Refer to the Revenue Recognition section of Note 1—Background and Summary of Significant Accounting Policies and Note 5—Revenue Recognition in our annual report on Form 10-K for the year ended December 31, 2018 for further information regarding our application of ASC 606, “Revenue from Contracts with Customers”, including practical expedients and judgments applied in determining the amounts and timing of revenue from contracts with customers.
Reconciliation of Total Revenue to Revenue from Contracts with Customers
The following table provides the amount of revenue that is not subject to ASC 606, but is instead governed by other accounting standards:
Contract liabilities are consideration we have received from our customers or billed in advance of providing goods or services promised in the future. We defer recognizing this consideration as revenue until we have satisfied the related performance obligation to the customer. Contract liabilities include recurring services billed one month in advance and installation and maintenance charges that are deferred and recognized over the actual or expected contract term, which ranges from one to seven years depending on the service. Contract liabilities are included within deferred revenue in our consolidated balance sheets.
The following table provides information about revenue recognized for the three and six months ended June 30, 2019 and 2018:
Three Months Ended June 30,
Six Months Ended June 30,
(Dollars in millions)
Revenue recognized in the period from:
Amounts included in contract liability at the beginning of the period (January 1, 2019 and 2018, respectively)
Performance obligations satisfied in previous periods
As of June 30, 2019, our estimated revenue expected to be recognized in the future related to performance obligations associated with customer contracts that are unsatisfied (or partially satisfied) is approximately $6.7 billion.
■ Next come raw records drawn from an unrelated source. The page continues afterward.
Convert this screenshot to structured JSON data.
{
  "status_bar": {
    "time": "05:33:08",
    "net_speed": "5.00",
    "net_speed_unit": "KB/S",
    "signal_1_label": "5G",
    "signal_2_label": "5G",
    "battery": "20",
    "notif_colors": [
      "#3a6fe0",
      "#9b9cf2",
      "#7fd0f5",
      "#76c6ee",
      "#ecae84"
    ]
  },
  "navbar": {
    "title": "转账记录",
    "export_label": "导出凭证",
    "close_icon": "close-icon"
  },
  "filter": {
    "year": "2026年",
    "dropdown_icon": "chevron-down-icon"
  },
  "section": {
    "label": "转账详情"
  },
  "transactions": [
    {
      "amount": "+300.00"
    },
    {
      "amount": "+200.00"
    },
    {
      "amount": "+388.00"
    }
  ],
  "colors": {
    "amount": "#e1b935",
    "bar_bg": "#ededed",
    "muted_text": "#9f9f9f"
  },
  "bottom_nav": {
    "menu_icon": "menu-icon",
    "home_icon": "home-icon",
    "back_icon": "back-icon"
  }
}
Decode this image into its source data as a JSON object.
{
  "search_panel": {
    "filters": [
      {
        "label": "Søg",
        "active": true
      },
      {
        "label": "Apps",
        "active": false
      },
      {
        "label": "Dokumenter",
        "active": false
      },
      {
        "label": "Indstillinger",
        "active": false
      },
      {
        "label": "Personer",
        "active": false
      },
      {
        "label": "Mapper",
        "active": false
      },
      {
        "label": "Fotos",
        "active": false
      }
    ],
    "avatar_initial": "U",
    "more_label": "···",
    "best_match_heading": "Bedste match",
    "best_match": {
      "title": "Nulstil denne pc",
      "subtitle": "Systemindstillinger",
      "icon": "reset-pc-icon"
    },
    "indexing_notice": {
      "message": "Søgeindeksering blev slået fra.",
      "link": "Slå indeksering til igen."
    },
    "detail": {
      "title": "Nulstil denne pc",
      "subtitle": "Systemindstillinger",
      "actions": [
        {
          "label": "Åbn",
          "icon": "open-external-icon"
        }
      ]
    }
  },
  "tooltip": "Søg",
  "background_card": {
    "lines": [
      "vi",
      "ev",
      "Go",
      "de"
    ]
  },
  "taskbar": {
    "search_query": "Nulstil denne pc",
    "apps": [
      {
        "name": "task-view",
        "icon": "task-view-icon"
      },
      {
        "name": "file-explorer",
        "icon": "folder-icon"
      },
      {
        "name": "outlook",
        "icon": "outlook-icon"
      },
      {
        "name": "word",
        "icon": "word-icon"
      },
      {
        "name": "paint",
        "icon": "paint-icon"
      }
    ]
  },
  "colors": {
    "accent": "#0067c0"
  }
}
We expect to recognize approximately 75% of this revenue through 2021, with the balance recognized thereafter.
We do not disclose the value of unsatisfied performance obligations for contracts for which we recognize revenue at the amount to which we have the right to invoice for services performed (for example, uncommitted usage or non-recurring charges associated with professional or technical services to be completed), or contracts that are classified as leasing arrangements that are not subject to ASC 606.
The following table provides changes in our contract acquisition costs and fulfillment costs: